» WHAT YOU WILL DO: Print the records exactly and in full, please; the pictures stay out.

----

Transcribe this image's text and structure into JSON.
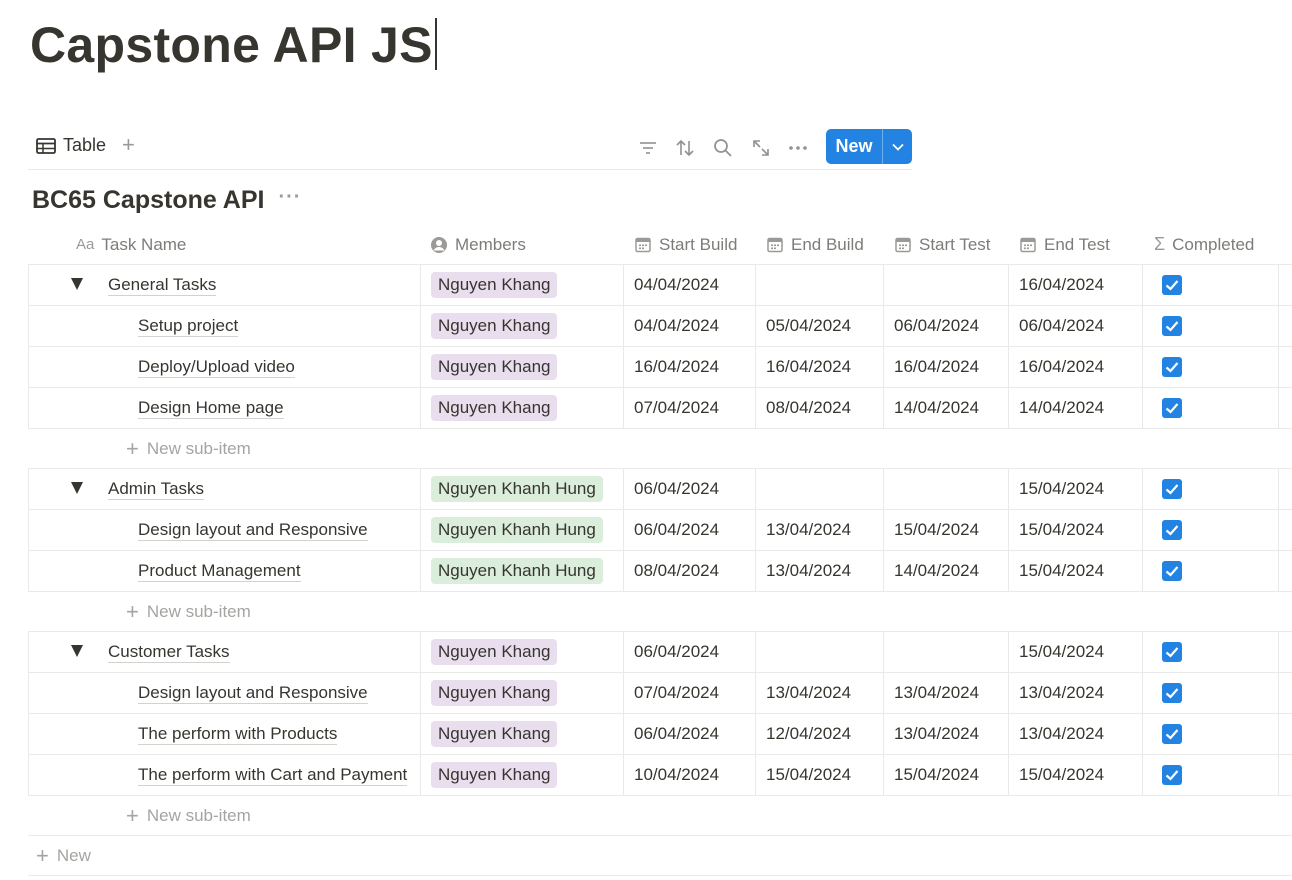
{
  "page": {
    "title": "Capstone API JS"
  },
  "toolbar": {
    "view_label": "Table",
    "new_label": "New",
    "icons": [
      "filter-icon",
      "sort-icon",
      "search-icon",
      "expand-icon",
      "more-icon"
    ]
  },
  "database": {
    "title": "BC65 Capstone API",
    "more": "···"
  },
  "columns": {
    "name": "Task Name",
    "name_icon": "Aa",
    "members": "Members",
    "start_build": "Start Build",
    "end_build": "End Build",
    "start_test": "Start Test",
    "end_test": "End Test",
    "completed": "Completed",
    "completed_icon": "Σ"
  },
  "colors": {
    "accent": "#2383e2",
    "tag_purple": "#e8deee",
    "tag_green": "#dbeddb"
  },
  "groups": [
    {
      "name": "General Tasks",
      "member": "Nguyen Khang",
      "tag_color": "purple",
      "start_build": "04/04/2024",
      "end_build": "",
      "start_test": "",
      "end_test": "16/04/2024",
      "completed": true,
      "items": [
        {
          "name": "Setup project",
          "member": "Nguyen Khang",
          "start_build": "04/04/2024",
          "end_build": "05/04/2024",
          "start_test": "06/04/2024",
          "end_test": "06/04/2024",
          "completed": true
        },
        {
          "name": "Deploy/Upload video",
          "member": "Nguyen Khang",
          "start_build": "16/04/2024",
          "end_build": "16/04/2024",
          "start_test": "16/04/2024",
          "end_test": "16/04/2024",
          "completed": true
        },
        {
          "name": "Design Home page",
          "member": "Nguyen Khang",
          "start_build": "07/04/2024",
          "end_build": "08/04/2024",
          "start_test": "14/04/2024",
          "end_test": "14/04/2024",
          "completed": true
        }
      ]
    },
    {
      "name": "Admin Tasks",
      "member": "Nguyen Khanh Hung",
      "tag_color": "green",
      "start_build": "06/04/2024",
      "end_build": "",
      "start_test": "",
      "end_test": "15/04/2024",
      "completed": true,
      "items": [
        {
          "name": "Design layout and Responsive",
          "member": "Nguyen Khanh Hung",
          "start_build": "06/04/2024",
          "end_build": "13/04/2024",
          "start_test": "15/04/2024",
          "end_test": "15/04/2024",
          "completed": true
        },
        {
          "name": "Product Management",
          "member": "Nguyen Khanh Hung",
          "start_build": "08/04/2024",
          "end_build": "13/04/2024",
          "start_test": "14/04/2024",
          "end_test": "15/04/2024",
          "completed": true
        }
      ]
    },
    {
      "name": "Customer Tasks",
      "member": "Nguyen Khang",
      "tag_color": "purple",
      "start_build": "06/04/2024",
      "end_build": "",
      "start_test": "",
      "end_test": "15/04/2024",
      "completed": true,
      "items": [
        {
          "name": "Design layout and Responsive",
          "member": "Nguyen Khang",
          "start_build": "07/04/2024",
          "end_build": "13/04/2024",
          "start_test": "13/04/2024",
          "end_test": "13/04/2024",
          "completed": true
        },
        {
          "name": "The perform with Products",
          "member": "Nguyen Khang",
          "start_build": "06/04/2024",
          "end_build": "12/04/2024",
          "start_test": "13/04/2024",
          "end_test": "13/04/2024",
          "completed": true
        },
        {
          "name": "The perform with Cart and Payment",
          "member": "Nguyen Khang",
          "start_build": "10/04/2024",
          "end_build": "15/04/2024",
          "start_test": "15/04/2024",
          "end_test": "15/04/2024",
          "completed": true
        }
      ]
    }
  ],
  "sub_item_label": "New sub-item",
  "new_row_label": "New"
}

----

» TASK SOLUTION:
Transcribe this image's text and structure into JSON.
{
  "page": {
    "title": "Capstone API JS"
  },
  "toolbar": {
    "view_label": "Table",
    "new_label": "New",
    "icons": [
      "filter-icon",
      "sort-icon",
      "search-icon",
      "expand-icon",
      "more-icon"
    ]
  },
  "database": {
    "title": "BC65 Capstone API",
    "more": "···"
  },
  "columns": {
    "name": "Task Name",
    "name_icon": "Aa",
    "members": "Members",
    "start_build": "Start Build",
    "end_build": "End Build",
    "start_test": "Start Test",
    "end_test": "End Test",
    "completed": "Completed",
    "completed_icon": "Σ"
  },
  "colors": {
    "accent": "#2383e2",
    "tag_purple": "#e8deee",
    "tag_green": "#dbeddb"
  },
  "groups": [
    {
      "name": "General Tasks",
      "member": "Nguyen Khang",
      "tag_color": "purple",
      "start_build": "04/04/2024",
      "end_build": "",
      "start_test": "",
      "end_test": "16/04/2024",
      "completed": true,
      "items": [
        {
          "name": "Setup project",
          "member": "Nguyen Khang",
          "start_build": "04/04/2024",
          "end_build": "05/04/2024",
          "start_test": "06/04/2024",
          "end_test": "06/04/2024",
          "completed": true
        },
        {
          "name": "Deploy/Upload video",
          "member": "Nguyen Khang",
          "start_build": "16/04/2024",
          "end_build": "16/04/2024",
          "start_test": "16/04/2024",
          "end_test": "16/04/2024",
          "completed": true
        },
        {
          "name": "Design Home page",
          "member": "Nguyen Khang",
          "start_build": "07/04/2024",
          "end_build": "08/04/2024",
          "start_test": "14/04/2024",
          "end_test": "14/04/2024",
          "completed": true
        }
      ]
    },
    {
      "name": "Admin Tasks",
      "member": "Nguyen Khanh Hung",
      "tag_color": "green",
      "start_build": "06/04/2024",
      "end_build": "",
      "start_test": "",
      "end_test": "15/04/2024",
      "completed": true,
      "items": [
        {
          "name": "Design layout and Responsive",
          "member": "Nguyen Khanh Hung",
          "start_build": "06/04/2024",
          "end_build": "13/04/2024",
          "start_test": "15/04/2024",
          "end_test": "15/04/2024",
          "completed": true
        },
        {
          "name": "Product Management",
          "member": "Nguyen Khanh Hung",
          "start_build": "08/04/2024",
          "end_build": "13/04/2024",
          "start_test": "14/04/2024",
          "end_test": "15/04/2024",
          "completed": true
        }
      ]
    },
    {
      "name": "Customer Tasks",
      "member": "Nguyen Khang",
      "tag_color": "purple",
      "start_build": "06/04/2024",
      "end_build": "",
      "start_test": "",
      "end_test": "15/04/2024",
      "completed": true,
      "items": [
        {
          "name": "Design layout and Responsive",
          "member": "Nguyen Khang",
          "start_build": "07/04/2024",
          "end_build": "13/04/2024",
          "start_test": "13/04/2024",
          "end_test": "13/04/2024",
          "completed": true
        },
        {
          "name": "The perform with Products",
          "member": "Nguyen Khang",
          "start_build": "06/04/2024",
          "end_build": "12/04/2024",
          "start_test": "13/04/2024",
          "end_test": "13/04/2024",
          "completed": true
        },
        {
          "name": "The perform with Cart and Payment",
          "member": "Nguyen Khang",
          "start_build": "10/04/2024",
          "end_build": "15/04/2024",
          "start_test": "15/04/2024",
          "end_test": "15/04/2024",
          "completed": true
        }
      ]
    }
  ],
  "sub_item_label": "New sub-item",
  "new_row_label": "New"
}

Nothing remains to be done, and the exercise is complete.